Further musings on the implications of Herbert Simon’s definition of design as “to devise courses of action aimed at changing existing situations into preferred ones” and Gorb and Dumas’s concept of Silent Design: design done by non-designers
Taking Herbert’s definition of design at face value – that devising any course of action that is intended to make things better is design – it starts to be very clear that lots of design is done by non-designers. And having a label for Silent Design helps us recognise it’s importance and position it along side Professional Design. Perhaps we can label overlapping area Design Thinking?
This gives us a (very simplified) holistic view of all design that happens in an organisation split into three broad categories;*
- Silent Design,
- Professional Design,
- and Design Thinking where they overlap.
Note 1: Design Thinking is a loaded term. For now I’m using it to mean when designers help non-designers use design methodologies to solve strategic business challenges. If the term doesn’t work for you just think of that area as the space where there’s deliberate collaboration of designers and non-designers doing strategic work. i.e. before the backlog.
Note 2: There are probably many ways to split these categories. What’s in the diagram is a highly generic model, each organisation is unique and if the thoughts in this post are interested you’ll need to map the model to your organisation before it’ll be useful
How is any of this useful?
A bit like the idea of seamful design, being conscious of the boundaries of design in an organisation allows us to manipulate those boundaries; deliberately choose where they sit and choose the right strategies for increasing value(s) created by design in each area. Having a view of all design across the whole organisation – rather than just the design within the design team – means we can better manage it, better improve it. And organisations that use design effectively make more money/deliver more value. Which isn’t surprising when it’s design that creates value in the first place (even when it’s silent design).
This gives us four reasonable design management strategies for improving value created by design across an organisation. But it’s the last one where there is usually the biggest opportunity to improve:
1. Increase the amount of professional design
Many design teams are undersized, so getting the design team to be right-sized is a no-brainer. But adding more designers can be expensive and doesn’t always create value.
2. Increase the efficiency of professional design
This is where DesignOps and design systems step up. The principles of product orientated production-design are well understood now so should be table-stakes for mot teams. Larger teams will benefit more.
3. Increase the amount of design thinking

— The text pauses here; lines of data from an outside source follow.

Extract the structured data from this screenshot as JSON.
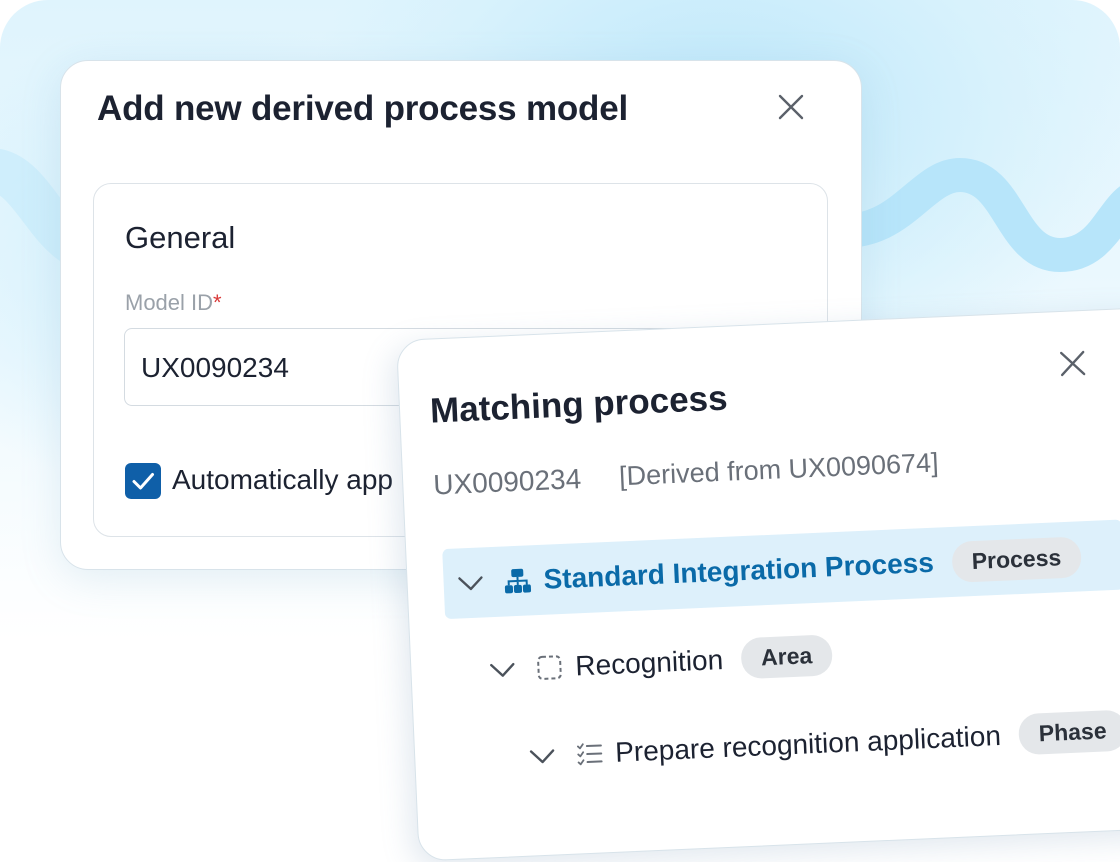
{
  "colors": {
    "accent": "#0f5fa8",
    "highlight_row": "#ddf0fb",
    "link_text": "#0a6aa8",
    "required": "#d93838",
    "badge_bg": "#e4e7ea"
  },
  "dialog_add": {
    "title": "Add new derived process model",
    "close_icon": "close-icon",
    "general": {
      "title": "General",
      "model_id_label": "Model ID",
      "required_mark": "*",
      "model_id_value": "UX0090234",
      "auto_checkbox_checked": true,
      "auto_checkbox_label": "Automatically app"
    }
  },
  "dialog_matching": {
    "title": "Matching process",
    "close_icon": "close-icon",
    "model_id": "UX0090234",
    "derived_from": "[Derived from UX0090674]",
    "tree": [
      {
        "label": "Standard Integration Process",
        "badge": "Process",
        "icon": "hierarchy-icon",
        "expanded": true,
        "selected": true
      },
      {
        "label": "Recognition",
        "badge": "Area",
        "icon": "dashed-square-icon",
        "expanded": true
      },
      {
        "label": "Prepare recognition application",
        "badge": "Phase",
        "icon": "checklist-icon",
        "expanded": true
      }
    ]
  }
}
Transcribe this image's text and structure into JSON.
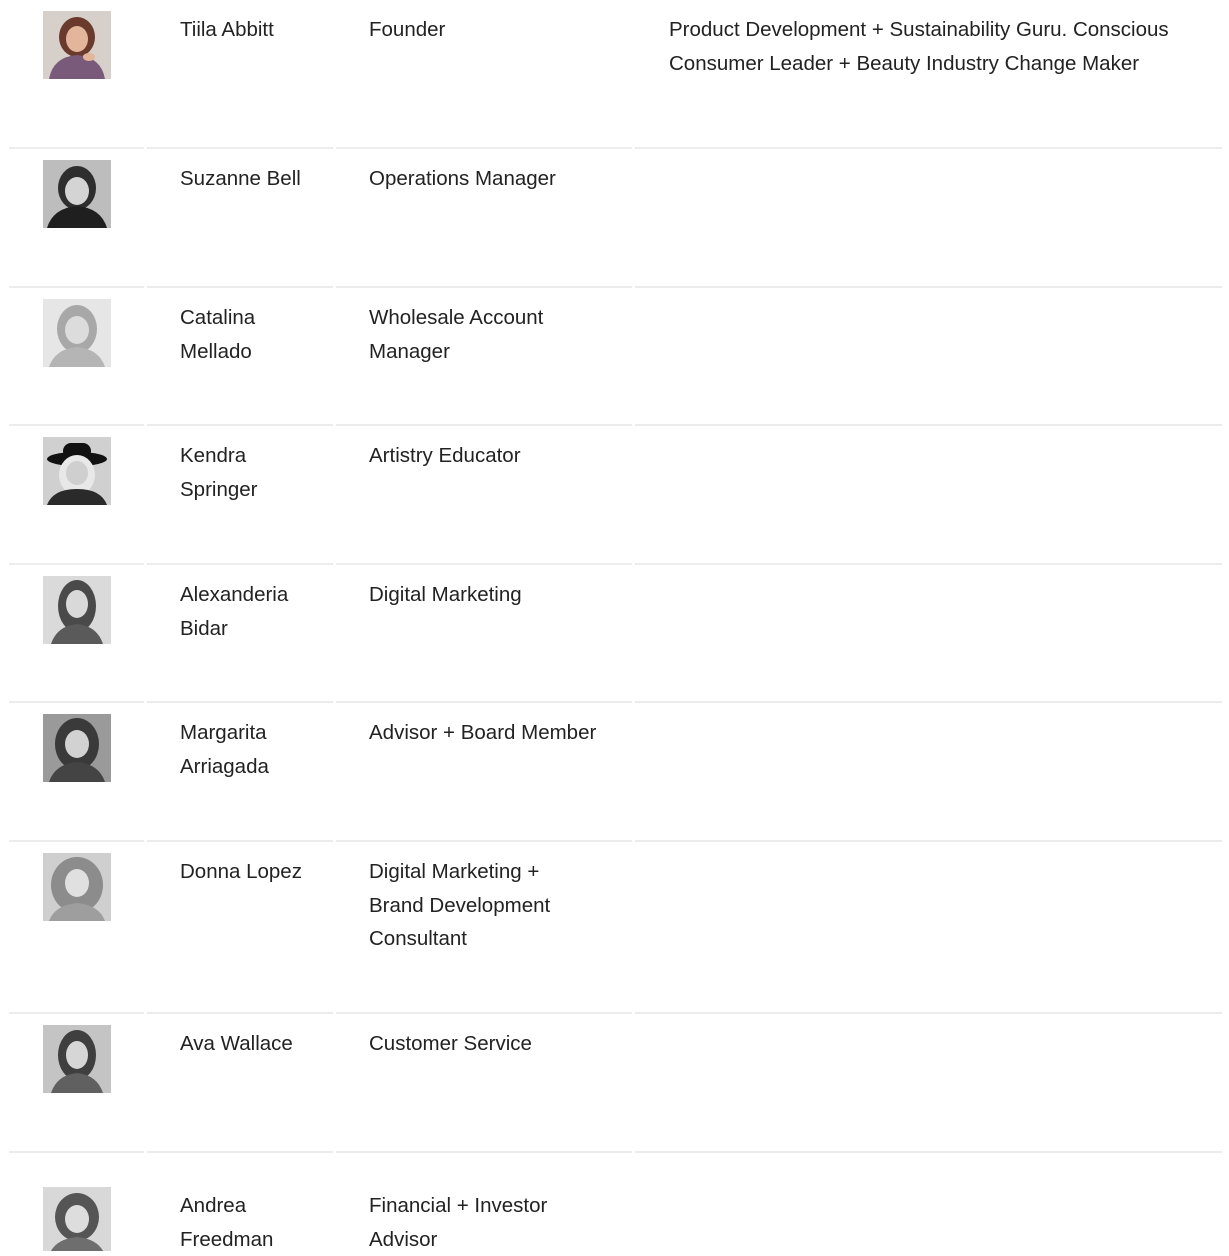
{
  "team": {
    "members": [
      {
        "name": "Tiila Abbitt",
        "role": "Founder",
        "bio": "Product Development + Sustainability Guru. Conscious Consumer Leader + Beauty Industry Change Maker",
        "photo": "avatar-color"
      },
      {
        "name": "Suzanne Bell",
        "role": "Operations Manager",
        "bio": "",
        "photo": "avatar-grayscale"
      },
      {
        "name": "Catalina Mellado",
        "role": "Wholesale Account Manager",
        "bio": "",
        "photo": "avatar-grayscale"
      },
      {
        "name": "Kendra Springer",
        "role": "Artistry Educator",
        "bio": "",
        "photo": "avatar-grayscale-hat"
      },
      {
        "name": "Alexanderia Bidar",
        "role": "Digital Marketing",
        "bio": "",
        "photo": "avatar-grayscale"
      },
      {
        "name": "Margarita Arriagada",
        "role": "Advisor + Board Member",
        "bio": "",
        "photo": "avatar-grayscale"
      },
      {
        "name": "Donna Lopez",
        "role": "Digital Marketing + Brand Development Consultant",
        "bio": "",
        "photo": "avatar-grayscale"
      },
      {
        "name": "Ava Wallace",
        "role": "Customer Service",
        "bio": "",
        "photo": "avatar-grayscale"
      },
      {
        "name": "Andrea Freedman",
        "role": "Financial + Investor Advisor",
        "bio": "",
        "photo": "avatar-grayscale"
      }
    ]
  },
  "colors": {
    "text": "#222222",
    "divider": "#ececec",
    "background": "#ffffff"
  }
}
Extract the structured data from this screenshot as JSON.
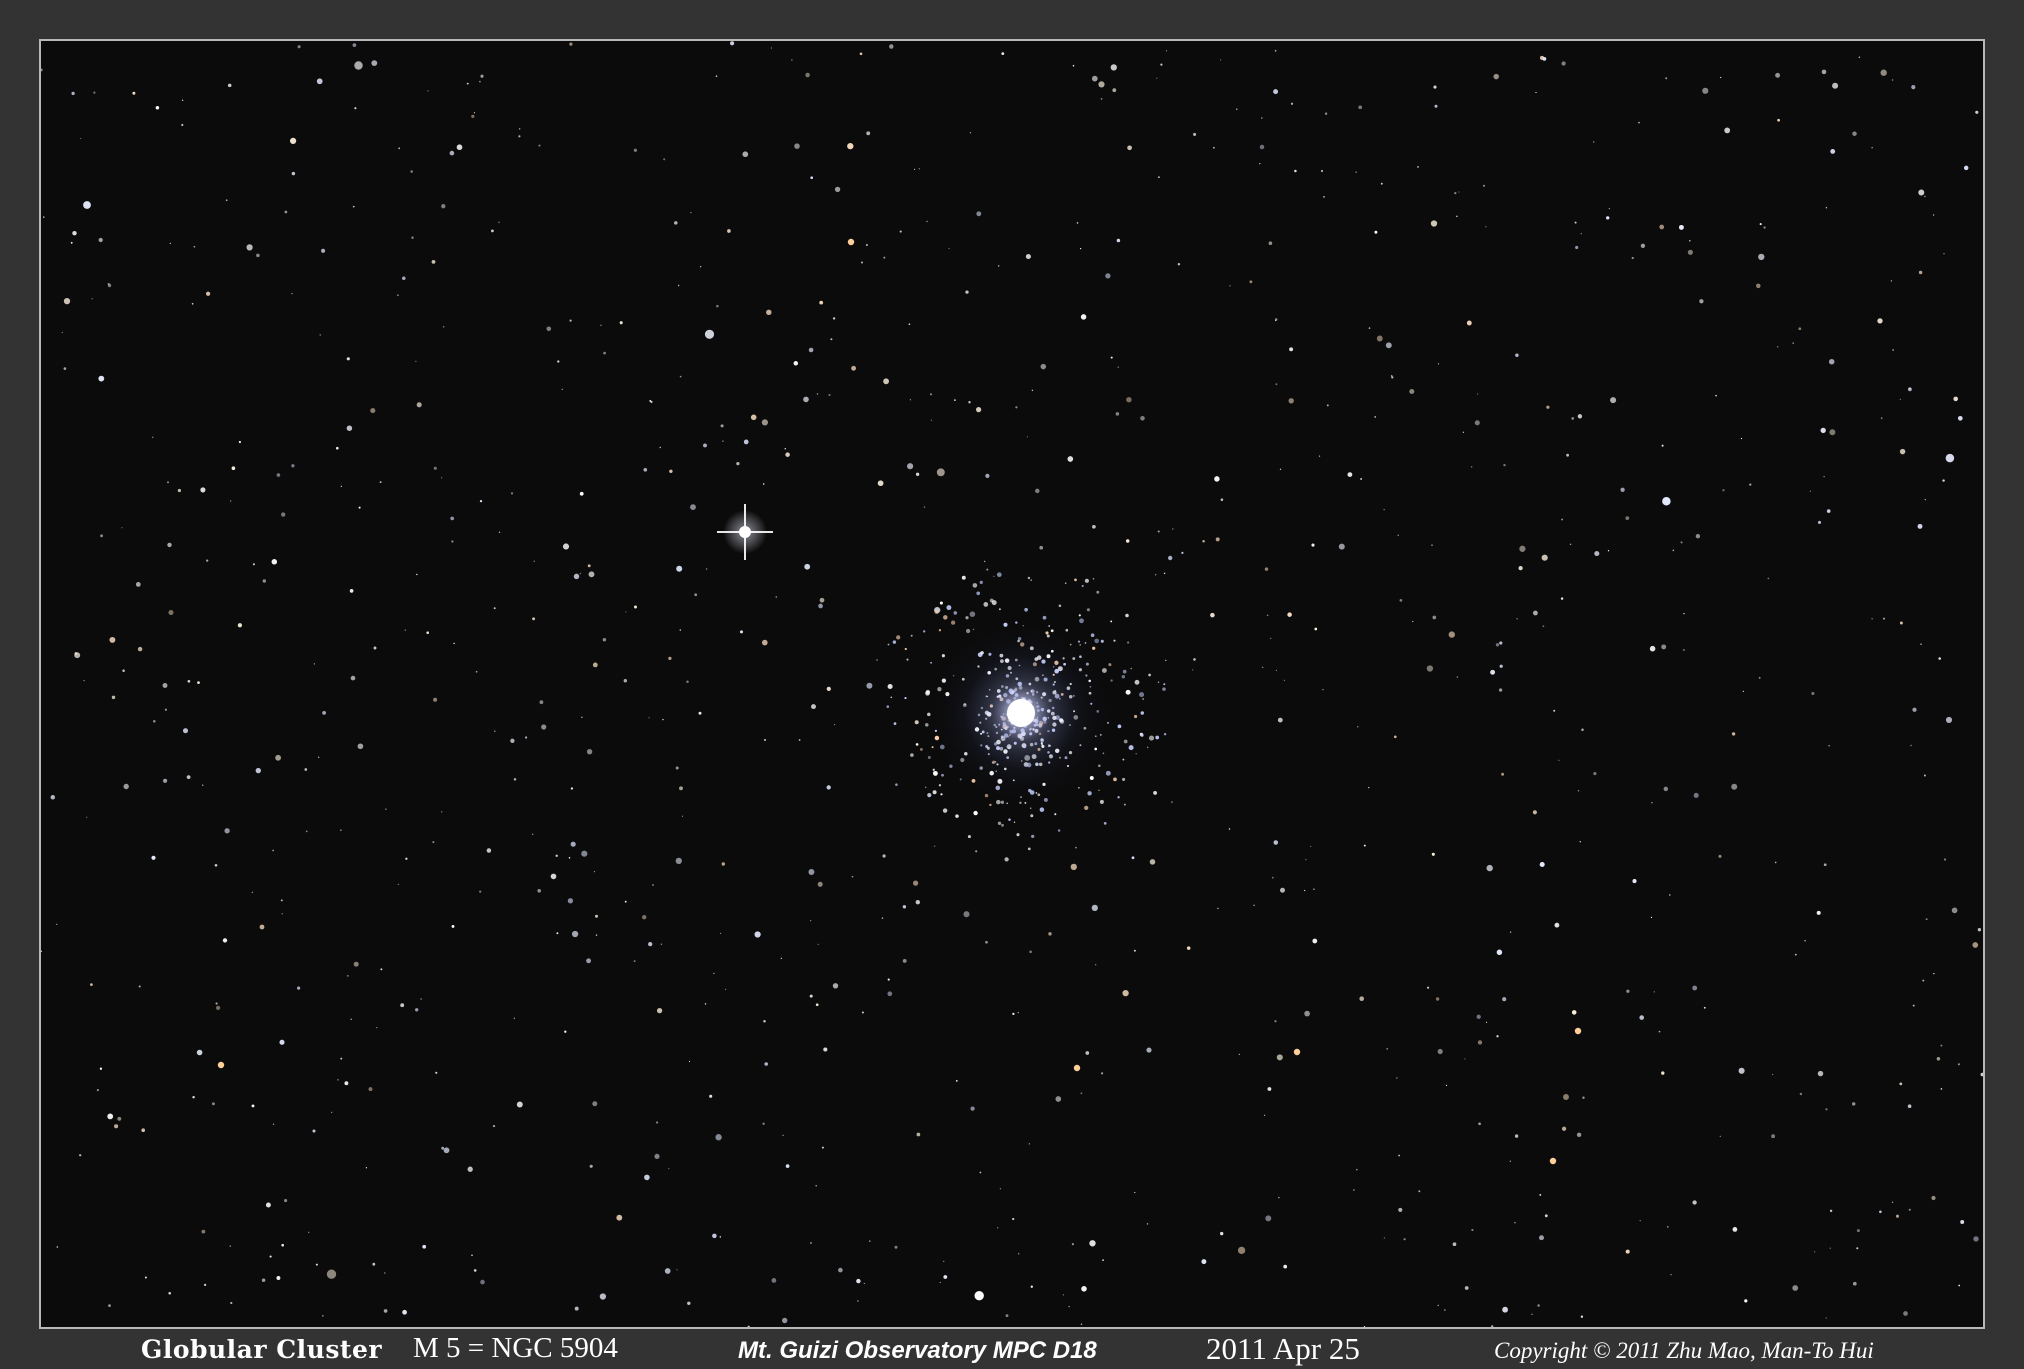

Design Thinking activities generally involve leadership stakeholders working with senior designers of on significant strategic design decisions. It’s high impact but usually has limited scale; organisations should need relatively small amount of strategic design. And with dedicated time needed from business and design leadership, it’s expensive.
4. Increase the quality of silent design
Most design is silent design and this is the area that has least design-literacy. Increasing the design literacy of non-designers in an organisation is where there is the biggest opportunities to improve. Sabine Junginger talks of organisations having organically created ‘design legacies’:
Design principles, methods and practices are already deeply embedded inJunginger Design Legacies
organizations. That is, in fact, the real problem: Organizations are full of design legacies,
however flawed and poorly suited.
It’s these silent design legacies where where design is happening but is untouched by deliberate design methodology that there is the greatest potential for unlocking the latent potential of an organisation. But there’s not much emphasis on actually doing anything about it. We don’t value it much. Maybe we just don’t see it. Design is done by designers in their designy box and hipster glasses. Meh… Increasing the baseline understanding of user-centred design methodology in a organisation will be where design has the biggest impact.